Referees Cannot Be Consistent and Use Common Sense

Consistency – noun. Steadfast adherence to the same principles, course, form etc. 

Common sense – noun. Sound practical judgement that is independent of specialised knowledge, training or the like; normal native intelligence. 

Vincent Kompany had no idea that when he went in for a sliding tackle on Nani within 12 minutes of his side’s FA Cup derby tie that he would be setting the agenda for the next footballing week. That lunge, the controversial red card and the should-he-or-shouldn’t-he debate that followed dragged on well in to the week and in to this weekend. Every single sliding tackle – even when clean and legal – was met with a sharp intake of breath from the crowd; commentators and pundits cluck-clucking about “the current climate” and everyone pontificating on “consistency”, “common sense” and demanding clarification of what is and what is not a red card.

Since Kompany’s sending off we’ve seen Glen Johnson get away with a similar challenge in the League Cup semi final in midweek, Woodgate and Shawcross get away with one yellow card between them for reckless lunges for Stoke and Zat Knight avoid a red despite giving away a penalty for denying a clear goalscoring opportunity for Bolton against Man Utd (though with a push, not a slide tackle) this weekend. Those are just the big incidents, doubtless each game this weekend has contained its own slide tackle and/or red card debate. It’s the hot topic at the moment and everyone’s weighing in. The problem is not all the arguments made make a lot of sense…

Let’s take the main one we hear: we want consistency and common sense from referees. BBC 5Live’s whiner-in-chief Alan Green led the charge on this one, but Alex Ferguson also weighed in following his side’s win over Bolton, seeking clarification of what is and what is not a red card due to a lack of consistent decisions. The problem with demanding consistency and common sense should be obvious, but here it is in black and white anyway: it’s impossible to have both.

If referees are to be consistent then they must abide by the law to the letter.

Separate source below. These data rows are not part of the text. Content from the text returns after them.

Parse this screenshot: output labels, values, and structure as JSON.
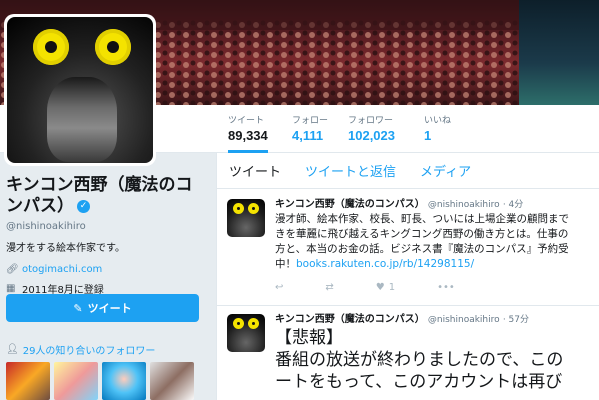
{
  "profile": {
    "name": "キンコン西野（魔法のコンパス）",
    "handle": "@nishinoakihiro",
    "bio": "漫才をする絵本作家です。",
    "website": "otogimachi.com",
    "joined": "2011年8月に登録",
    "tweet_button": "ツイート",
    "followers_you_know": "29人の知り合いのフォロワー",
    "verified_glyph": "✓",
    "accent_color": "#1da1f2"
  },
  "stats": [
    {
      "label": "ツイート",
      "value": "89,334"
    },
    {
      "label": "フォロー",
      "value": "4,111"
    },
    {
      "label": "フォロワー",
      "value": "102,023"
    },
    {
      "label": "いいね",
      "value": "1"
    }
  ],
  "tabs": [
    "ツイート",
    "ツイートと返信",
    "メディア"
  ],
  "tweets": [
    {
      "name": "キンコン西野（魔法のコンパス）",
      "handle": "@nishinoakihiro",
      "time": "· 4分",
      "lines": [
        "漫才師、絵本作家、校長、町長、ついには上場企業の顧問まで",
        "きを華麗に飛び越えるキングコング西野の働き方とは。仕事の",
        "方と、本当のお金の話。ビジネス書『魔法のコンパス』予約受"
      ],
      "last_line_prefix": "中！",
      "link": "books.rakuten.co.jp/rb/14298115/",
      "like_count": "1"
    },
    {
      "name": "キンコン西野（魔法のコンパス）",
      "handle": "@nishinoakihiro",
      "time": "· 57分",
      "lines": [
        "【悲報】",
        "番組の放送が終わりましたので、この",
        "ートをもって、このアカウントは再び"
      ]
    }
  ]
}
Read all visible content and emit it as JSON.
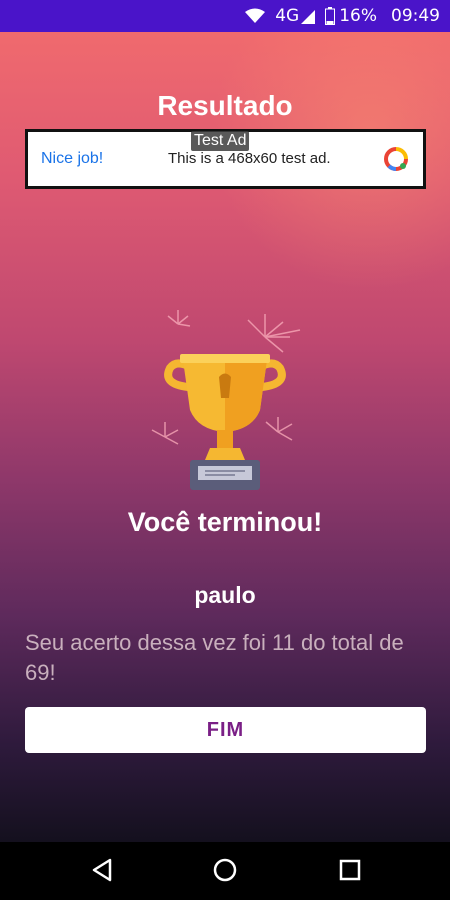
{
  "status_bar": {
    "network": "4G",
    "battery": "16%",
    "time": "09:49"
  },
  "screen": {
    "title": "Resultado"
  },
  "ad": {
    "label": "Test Ad",
    "headline": "Nice job!",
    "text": "This is a 468x60 test ad."
  },
  "result": {
    "heading": "Você terminou!",
    "player": "paulo",
    "message": "Seu acerto dessa vez foi 11 do total de 69!"
  },
  "actions": {
    "finish_label": "FIM"
  },
  "colors": {
    "status_bar": "#4a14c9",
    "button_text": "#7a1f86",
    "ad_headline": "#1a73e8"
  },
  "icons": [
    "wifi-icon",
    "signal-icon",
    "battery-icon",
    "ad-choices-icon",
    "trophy-icon",
    "back-icon",
    "home-icon",
    "recents-icon"
  ]
}
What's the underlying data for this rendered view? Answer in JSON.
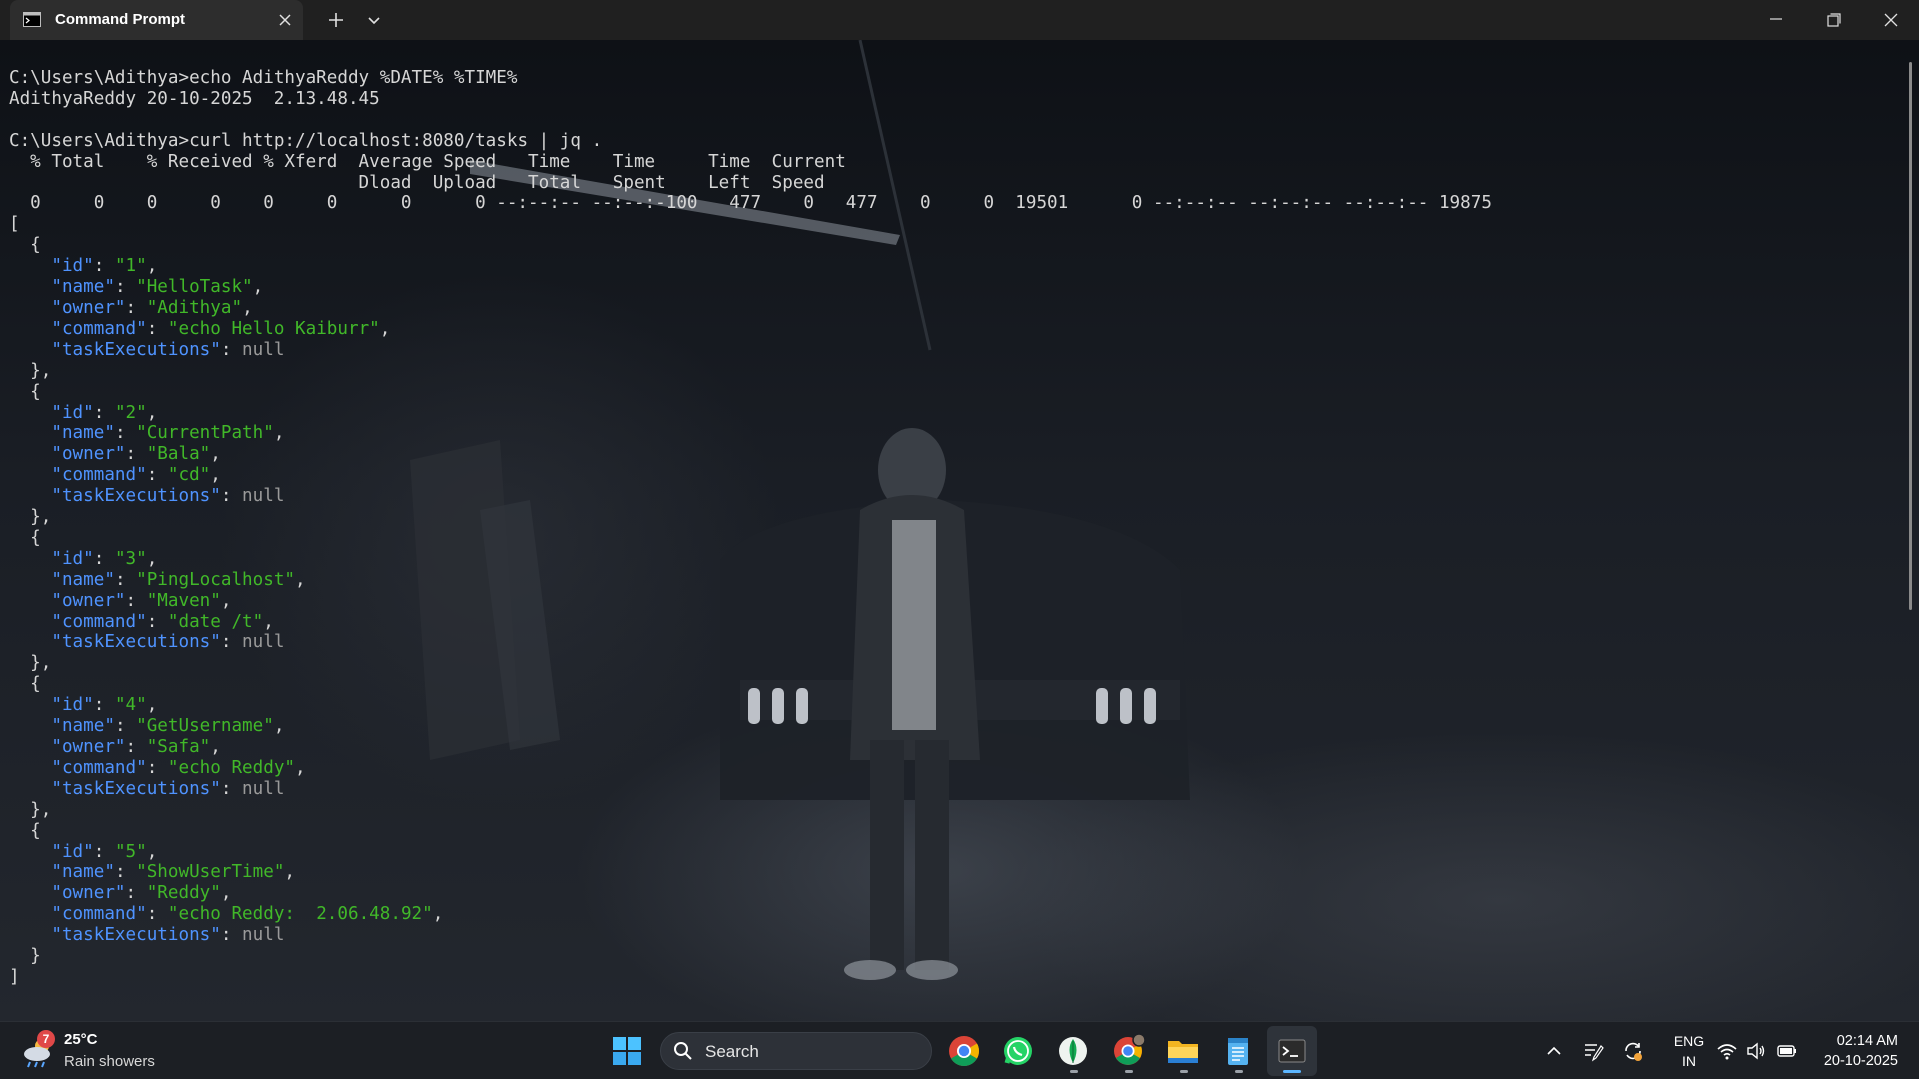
{
  "window": {
    "tab_title": "Command Prompt"
  },
  "terminal": {
    "cmd1_prompt": "C:\\Users\\Adithya>",
    "cmd1": "echo AdithyaReddy %DATE% %TIME%",
    "out1": "AdithyaReddy 20-10-2025  2.13.48.45",
    "cmd2_prompt": "C:\\Users\\Adithya>",
    "cmd2": "curl http://localhost:8080/tasks | jq .",
    "curl_header1": "  % Total    % Received % Xferd  Average Speed   Time    Time     Time  Current",
    "curl_header2": "                                 Dload  Upload   Total   Spent    Left  Speed",
    "curl_progress": "  0     0    0     0    0     0      0      0 --:--:-- --:--:-100   477    0   477    0     0  19501      0 --:--:-- --:--:-- --:--:-- 19875",
    "json_open": "[",
    "json_close": "]",
    "tasks": [
      {
        "id": "\"1\"",
        "name": "\"HelloTask\"",
        "owner": "\"Adithya\"",
        "command": "\"echo Hello Kaiburr\"",
        "taskExecutions": "null"
      },
      {
        "id": "\"2\"",
        "name": "\"CurrentPath\"",
        "owner": "\"Bala\"",
        "command": "\"cd\"",
        "taskExecutions": "null"
      },
      {
        "id": "\"3\"",
        "name": "\"PingLocalhost\"",
        "owner": "\"Maven\"",
        "command": "\"date /t\"",
        "taskExecutions": "null"
      },
      {
        "id": "\"4\"",
        "name": "\"GetUsername\"",
        "owner": "\"Safa\"",
        "command": "\"echo Reddy\"",
        "taskExecutions": "null"
      },
      {
        "id": "\"5\"",
        "name": "\"ShowUserTime\"",
        "owner": "\"Reddy\"",
        "command": "\"echo Reddy:  2.06.48.92\"",
        "taskExecutions": "null"
      }
    ],
    "keys": {
      "id": "\"id\"",
      "name": "\"name\"",
      "owner": "\"owner\"",
      "command": "\"command\"",
      "taskExecutions": "\"taskExecutions\""
    }
  },
  "taskbar": {
    "weather": {
      "badge": "7",
      "temp": "25°C",
      "desc": "Rain showers"
    },
    "search_placeholder": "Search",
    "apps": [
      "start-icon",
      "chrome-icon",
      "whatsapp-icon",
      "mongodb-compass-icon",
      "chrome-profile-icon",
      "file-explorer-icon",
      "notepad-icon",
      "terminal-icon"
    ],
    "tray": {
      "lang_top": "ENG",
      "lang_bottom": "IN",
      "time": "02:14 AM",
      "date": "20-10-2025"
    }
  },
  "colors": {
    "json_key": "#4f93ff",
    "json_string": "#41b829",
    "json_null": "#9a9a9a",
    "terminal_text": "#d6d6d6"
  }
}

No interpretations depending on the circumstances, no letting anything slide. In short, no common sense. If referees are to apply common sense then they cannot be consistent. Different referees will see things differently, decisions on similar infringements will vary from game to game, and sometimes within the same game. You can have consistency, or you can have common sense, but you cannot have both because the two are incompatible.

As such, controversies like the Kompany red card will continue to happen. The referee interpreted the laws of the game and adjudged that the Manchester City defender made a reckless, two-footed challenge that endangered his opponent (after all, had Nani not avoided the challenge he could have been injured – must a player suffer a broken leg to justify a red card?) even though the ball was won and it did not seem there was any intent by the Belgian to harm his opponent. In yesterday’s Liverpool vs. Stoke game, Howard Webb adjudged that a similar challenge by Woodgate on Stewart Downing was worthy of only a free kick and nothing more. Again, the lunge was reckless and could have caused injury; again it was an honest attempt to win the ball. While Chris Foy leaned towards the side of the argument that said Kompany’s challenge was dangerous, Webb leaned towards the side that said Woodgate’s indiscretion was not made with intent to harm. The law lends itself to be interpreted either way by the referee in question. Both Foy and Webb used their common sense and came up with different answers.

By the letter of the law Kompany’s red was justified. So, then, would have been a red for Woodgate. And Johnson. And doubtless numerous others who have performed potentially dangerous slide tackles in the past week. Consistency from referees would have been reds for all. Common sense from referees would mean reds for some (if any). So which do we want? We must decide, because we cannot have both.